_TRY IT_
Skip the pictures and return every entry exactly as written.

##### DATA SUPPLIED

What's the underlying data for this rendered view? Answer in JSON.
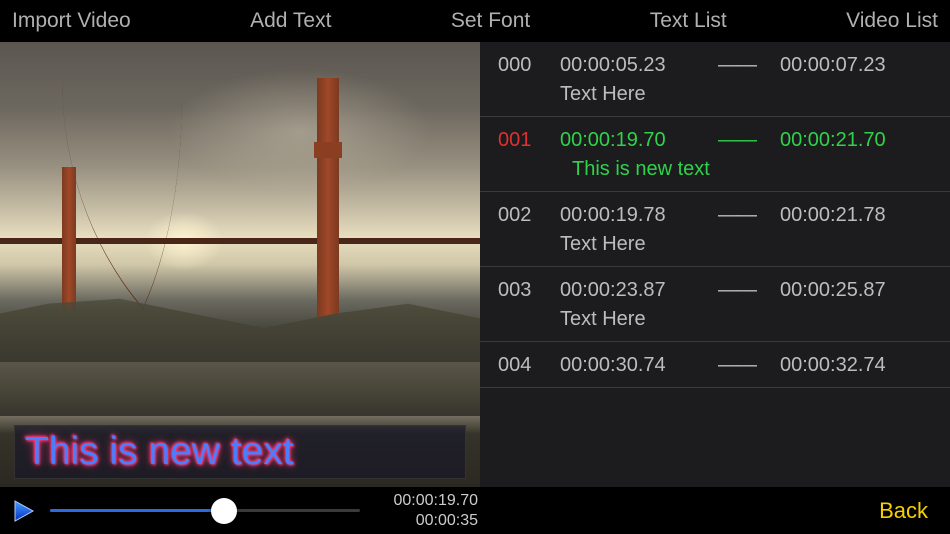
{
  "topbar": {
    "import": "Import Video",
    "add_text": "Add Text",
    "set_font": "Set Font",
    "text_list": "Text List",
    "video_list": "Video List"
  },
  "overlay_text": "This is new text",
  "playback": {
    "current_time": "00:00:19.70",
    "duration": "00:00:35",
    "progress_pct": 56
  },
  "rows": [
    {
      "idx": "000",
      "start": "00:00:05.23",
      "end": "00:00:07.23",
      "text": "Text Here",
      "active": false
    },
    {
      "idx": "001",
      "start": "00:00:19.70",
      "end": "00:00:21.70",
      "text": "This is new text",
      "active": true
    },
    {
      "idx": "002",
      "start": "00:00:19.78",
      "end": "00:00:21.78",
      "text": "Text Here",
      "active": false
    },
    {
      "idx": "003",
      "start": "00:00:23.87",
      "end": "00:00:25.87",
      "text": "Text Here",
      "active": false
    },
    {
      "idx": "004",
      "start": "00:00:30.74",
      "end": "00:00:32.74",
      "text": "",
      "active": false
    }
  ],
  "back_label": "Back",
  "dash": "——"
}
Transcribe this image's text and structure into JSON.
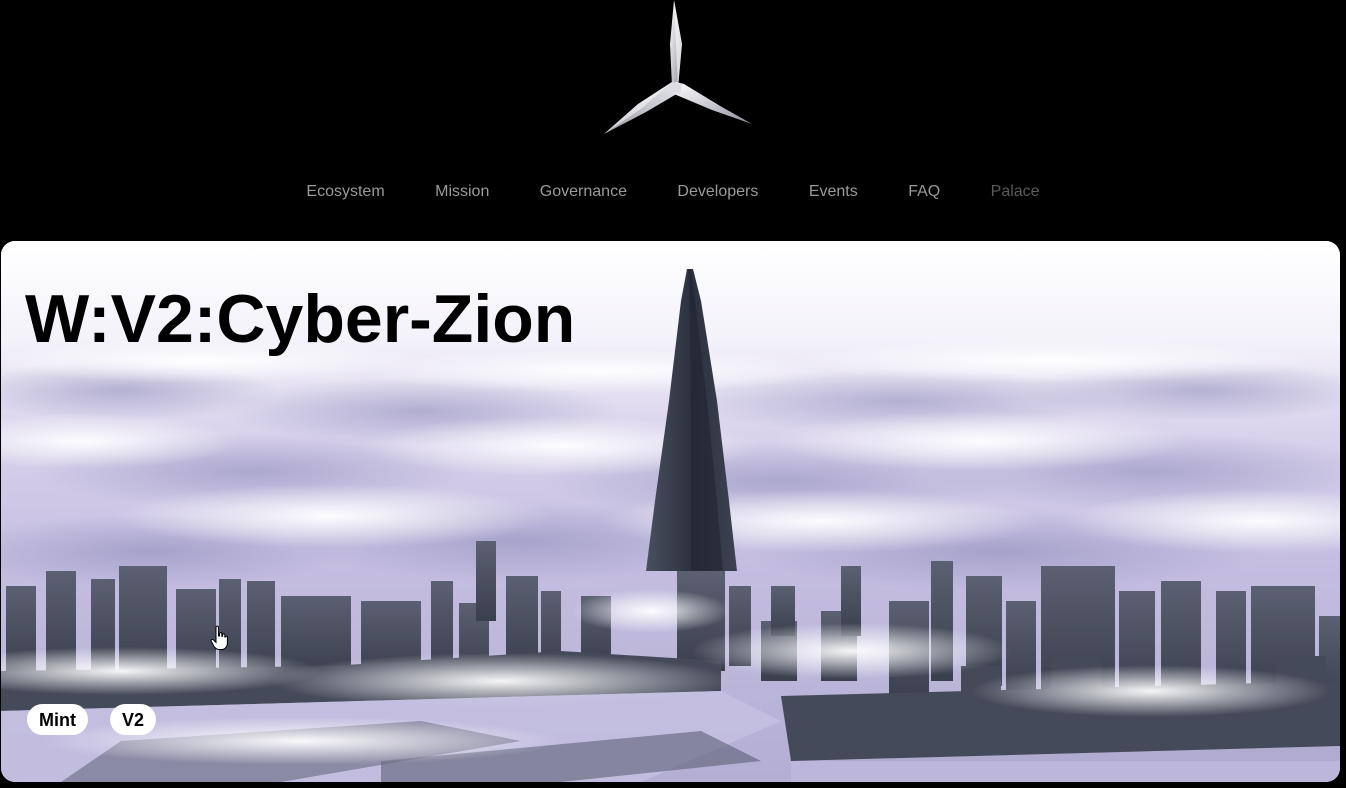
{
  "nav": {
    "items": [
      {
        "label": "Ecosystem"
      },
      {
        "label": "Mission"
      },
      {
        "label": "Governance"
      },
      {
        "label": "Developers"
      },
      {
        "label": "Events"
      },
      {
        "label": "FAQ"
      },
      {
        "label": "Palace"
      }
    ]
  },
  "hero": {
    "title": "W:V2:Cyber-Zion",
    "tags": [
      {
        "label": "Mint"
      },
      {
        "label": "V2"
      }
    ],
    "image_description_icon": "city-above-clouds-image"
  },
  "icons": {
    "logo": "tri-blade-logo-icon",
    "cursor": "hand-pointer-icon"
  },
  "colors": {
    "background": "#000000",
    "nav_text": "#9a9a9a",
    "nav_text_dim": "#5a5a5a",
    "title_text": "#000000",
    "tag_bg": "#ffffff"
  }
}
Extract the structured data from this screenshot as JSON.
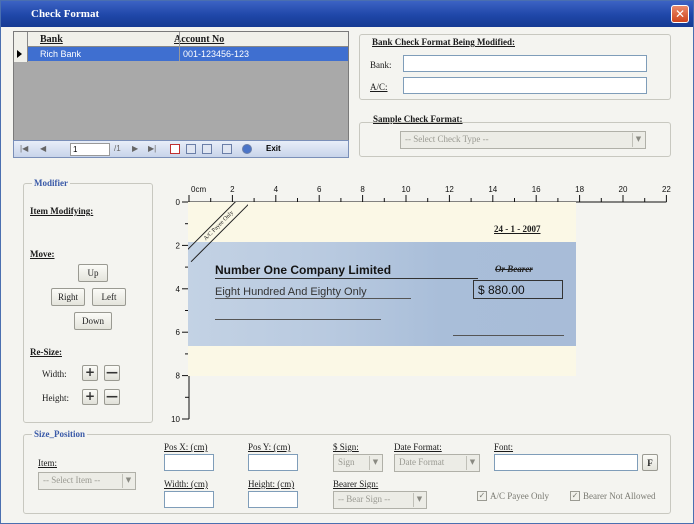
{
  "window": {
    "title": "Check Format",
    "close_glyph": "✕"
  },
  "grid": {
    "columns": [
      "Bank",
      "Account No"
    ],
    "rows": [
      {
        "bank": "Rich Bank",
        "account": "001-123456-123"
      }
    ]
  },
  "navigator": {
    "first": "|◀",
    "prev": "◀",
    "position": "1",
    "of": "/1",
    "next": "▶",
    "last": "▶|",
    "exit_label": "Exit"
  },
  "bank_format": {
    "heading": "Bank Check Format Being Modified:",
    "bank_label": "Bank:",
    "bank_value": "",
    "ac_label": "A/C:",
    "ac_value": ""
  },
  "sample_format": {
    "heading": "Sample Check Format:",
    "select_value": "-- Select Check Type --"
  },
  "modifier": {
    "legend": "Modifier",
    "item_modifying": "Item Modifying:",
    "move_label": "Move:",
    "up": "Up",
    "right": "Right",
    "left": "Left",
    "down": "Down",
    "resize_label": "Re-Size:",
    "width_label": "Width:",
    "height_label": "Height:",
    "plus": "+",
    "minus": "—"
  },
  "ruler": {
    "unit": "cm",
    "ticks": [
      "0cm",
      "2",
      "4",
      "6",
      "8",
      "10",
      "12",
      "14",
      "16",
      "18",
      "20",
      "22"
    ],
    "vticks": [
      "0",
      "2",
      "4",
      "6",
      "8",
      "10"
    ]
  },
  "check": {
    "stamp": "A/C Payee Only",
    "date": "24 - 1 - 2007",
    "payee": "Number One Company Limited",
    "bearer": "Or Bearer",
    "amount_words": "Eight Hundred And Eighty Only",
    "amount": "$ 880.00"
  },
  "size_position": {
    "legend": "Size_Position",
    "item_label": "Item:",
    "item_select": "-- Select Item --",
    "posx_label": "Pos X: (cm)",
    "posy_label": "Pos Y: (cm)",
    "width_label": "Width: (cm)",
    "height_label": "Height: (cm)",
    "sign_label": "$ Sign:",
    "sign_select": "Sign",
    "date_format_label": "Date Format:",
    "date_format_select": "Date Format",
    "font_label": "Font:",
    "font_button": "F",
    "bearer_sign_label": "Bearer Sign:",
    "bearer_sign_select": "-- Bear Sign --",
    "ac_payee_only": "A/C Payee Only",
    "bearer_not_allowed": "Bearer Not Allowed"
  }
}
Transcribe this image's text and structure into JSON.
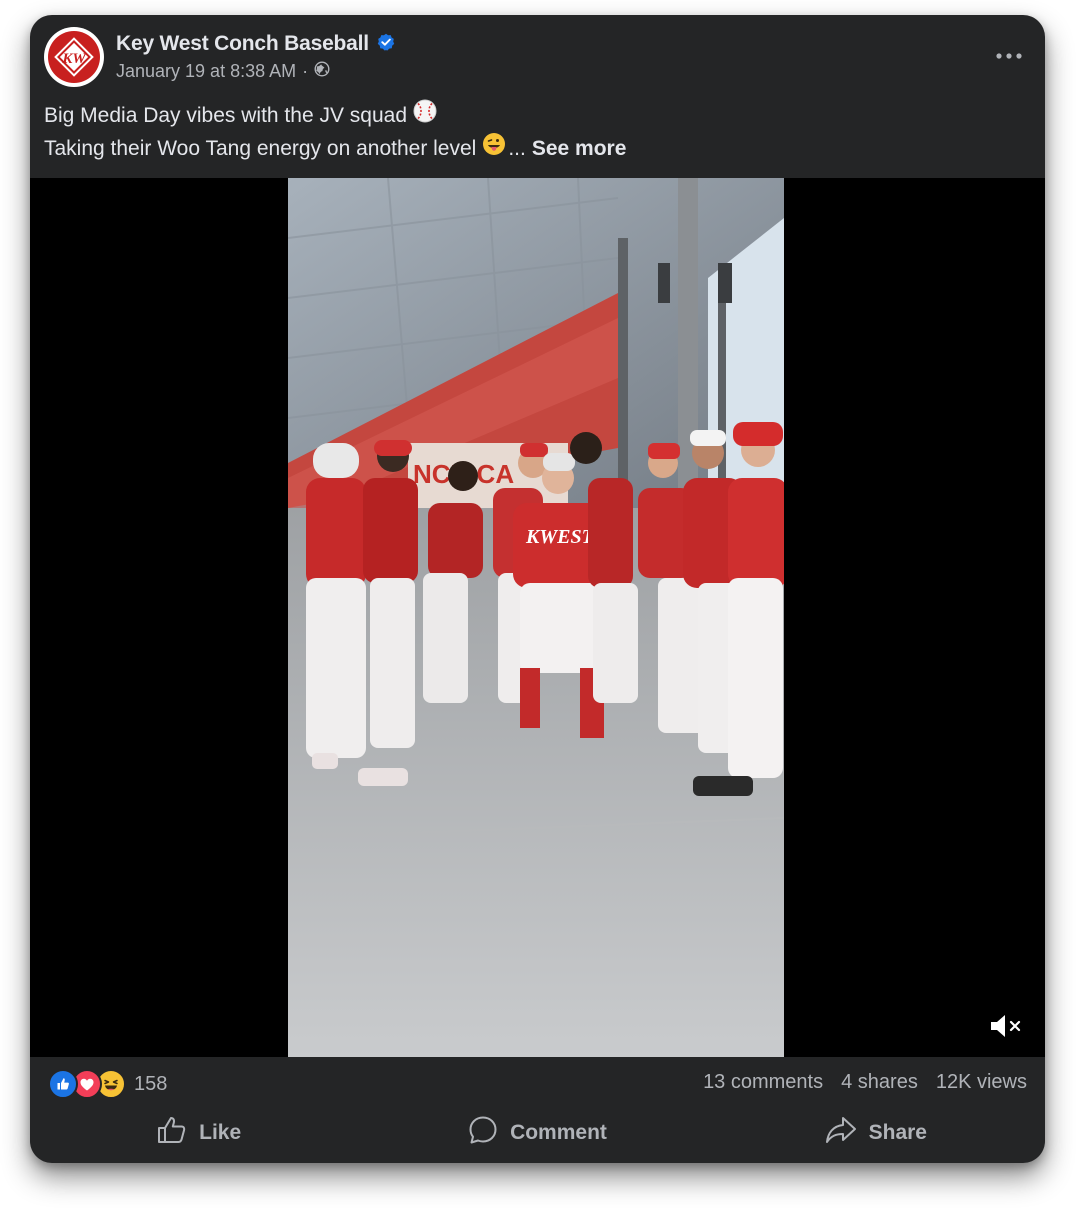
{
  "post": {
    "author": "Key West Conch Baseball",
    "avatar_text": "KW",
    "verified_icon": "verified-badge-icon",
    "date": "January 19 at 8:38 AM",
    "separator": "·",
    "audience_icon": "globe-icon",
    "more_icon": "more-dots-icon",
    "caption_line1": "Big Media Day vibes with the JV squad",
    "caption_line1_emoji": "baseball-emoji",
    "caption_line2": "Taking their Woo Tang energy on another level",
    "caption_line2_emoji": "tongue-wink-emoji",
    "ellipsis": "...",
    "see_more": "See more"
  },
  "video": {
    "jersey_text": "KWEST",
    "building_text": "NCH CA",
    "mute_icon": "muted-speaker-icon"
  },
  "stats": {
    "reaction_icons": [
      "like-reaction-icon",
      "love-reaction-icon",
      "haha-reaction-icon"
    ],
    "reaction_count": "158",
    "comments": "13 comments",
    "shares": "4 shares",
    "views": "12K views"
  },
  "actions": {
    "like": "Like",
    "comment": "Comment",
    "share": "Share"
  },
  "colors": {
    "card_bg": "#242526",
    "text_primary": "#e4e6eb",
    "text_secondary": "#b0b3b8",
    "verified_blue": "#1b74e4",
    "brand_red": "#d42a2a",
    "love_red": "#f33e58"
  }
}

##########

_SOLUTION TO THIS TASK_
What's the underlying data for this rendered view? Answer in JSON.
{
  "topbar": {
    "import": "Import Video",
    "add_text": "Add Text",
    "set_font": "Set Font",
    "text_list": "Text List",
    "video_list": "Video List"
  },
  "overlay_text": "This is new text",
  "playback": {
    "current_time": "00:00:19.70",
    "duration": "00:00:35",
    "progress_pct": 56
  },
  "rows": [
    {
      "idx": "000",
      "start": "00:00:05.23",
      "end": "00:00:07.23",
      "text": "Text Here",
      "active": false
    },
    {
      "idx": "001",
      "start": "00:00:19.70",
      "end": "00:00:21.70",
      "text": "This is new text",
      "active": true
    },
    {
      "idx": "002",
      "start": "00:00:19.78",
      "end": "00:00:21.78",
      "text": "Text Here",
      "active": false
    },
    {
      "idx": "003",
      "start": "00:00:23.87",
      "end": "00:00:25.87",
      "text": "Text Here",
      "active": false
    },
    {
      "idx": "004",
      "start": "00:00:30.74",
      "end": "00:00:32.74",
      "text": "",
      "active": false
    }
  ],
  "back_label": "Back",
  "dash": "——"
}
Transcribe this image's text and structure into JSON.
{
  "nav": {
    "items": [
      {
        "label": "Ecosystem"
      },
      {
        "label": "Mission"
      },
      {
        "label": "Governance"
      },
      {
        "label": "Developers"
      },
      {
        "label": "Events"
      },
      {
        "label": "FAQ"
      },
      {
        "label": "Palace"
      }
    ]
  },
  "hero": {
    "title": "W:V2:Cyber-Zion",
    "tags": [
      {
        "label": "Mint"
      },
      {
        "label": "V2"
      }
    ],
    "image_description_icon": "city-above-clouds-image"
  },
  "icons": {
    "logo": "tri-blade-logo-icon",
    "cursor": "hand-pointer-icon"
  },
  "colors": {
    "background": "#000000",
    "nav_text": "#9a9a9a",
    "nav_text_dim": "#5a5a5a",
    "title_text": "#000000",
    "tag_bg": "#ffffff"
  }
}
Extract the structured data from this screenshot as JSON.
{
  "window": {
    "title": "Check Format",
    "close_glyph": "✕"
  },
  "grid": {
    "columns": [
      "Bank",
      "Account No"
    ],
    "rows": [
      {
        "bank": "Rich Bank",
        "account": "001-123456-123"
      }
    ]
  },
  "navigator": {
    "first": "|◀",
    "prev": "◀",
    "position": "1",
    "of": "/1",
    "next": "▶",
    "last": "▶|",
    "exit_label": "Exit"
  },
  "bank_format": {
    "heading": "Bank Check Format Being Modified:",
    "bank_label": "Bank:",
    "bank_value": "",
    "ac_label": "A/C:",
    "ac_value": ""
  },
  "sample_format": {
    "heading": "Sample Check Format:",
    "select_value": "-- Select Check Type --"
  },
  "modifier": {
    "legend": "Modifier",
    "item_modifying": "Item Modifying:",
    "move_label": "Move:",
    "up": "Up",
    "right": "Right",
    "left": "Left",
    "down": "Down",
    "resize_label": "Re-Size:",
    "width_label": "Width:",
    "height_label": "Height:",
    "plus": "+",
    "minus": "—"
  },
  "ruler": {
    "unit": "cm",
    "ticks": [
      "0cm",
      "2",
      "4",
      "6",
      "8",
      "10",
      "12",
      "14",
      "16",
      "18",
      "20",
      "22"
    ],
    "vticks": [
      "0",
      "2",
      "4",
      "6",
      "8",
      "10"
    ]
  },
  "check": {
    "stamp": "A/C Payee Only",
    "date": "24 - 1 - 2007",
    "payee": "Number One Company Limited",
    "bearer": "Or Bearer",
    "amount_words": "Eight Hundred And Eighty Only",
    "amount": "$ 880.00"
  },
  "size_position": {
    "legend": "Size_Position",
    "item_label": "Item:",
    "item_select": "-- Select Item --",
    "posx_label": "Pos X: (cm)",
    "posy_label": "Pos Y: (cm)",
    "width_label": "Width: (cm)",
    "height_label": "Height: (cm)",
    "sign_label": "$ Sign:",
    "sign_select": "Sign",
    "date_format_label": "Date Format:",
    "date_format_select": "Date Format",
    "font_label": "Font:",
    "font_button": "F",
    "bearer_sign_label": "Bearer Sign:",
    "bearer_sign_select": "-- Bear Sign --",
    "ac_payee_only": "A/C Payee Only",
    "bearer_not_allowed": "Bearer Not Allowed"
  }
}
Transcribe this image's text and structure into JSON.
{
  "post": {
    "author": "Key West Conch Baseball",
    "avatar_text": "KW",
    "verified_icon": "verified-badge-icon",
    "date": "January 19 at 8:38 AM",
    "separator": "·",
    "audience_icon": "globe-icon",
    "more_icon": "more-dots-icon",
    "caption_line1": "Big Media Day vibes with the JV squad",
    "caption_line1_emoji": "baseball-emoji",
    "caption_line2": "Taking their Woo Tang energy on another level",
    "caption_line2_emoji": "tongue-wink-emoji",
    "ellipsis": "...",
    "see_more": "See more"
  },
  "video": {
    "jersey_text": "KWEST",
    "building_text": "NCH CA",
    "mute_icon": "muted-speaker-icon"
  },
  "stats": {
    "reaction_icons": [
      "like-reaction-icon",
      "love-reaction-icon",
      "haha-reaction-icon"
    ],
    "reaction_count": "158",
    "comments": "13 comments",
    "shares": "4 shares",
    "views": "12K views"
  },
  "actions": {
    "like": "Like",
    "comment": "Comment",
    "share": "Share"
  },
  "colors": {
    "card_bg": "#242526",
    "text_primary": "#e4e6eb",
    "text_secondary": "#b0b3b8",
    "verified_blue": "#1b74e4",
    "brand_red": "#d42a2a",
    "love_red": "#f33e58"
  }
}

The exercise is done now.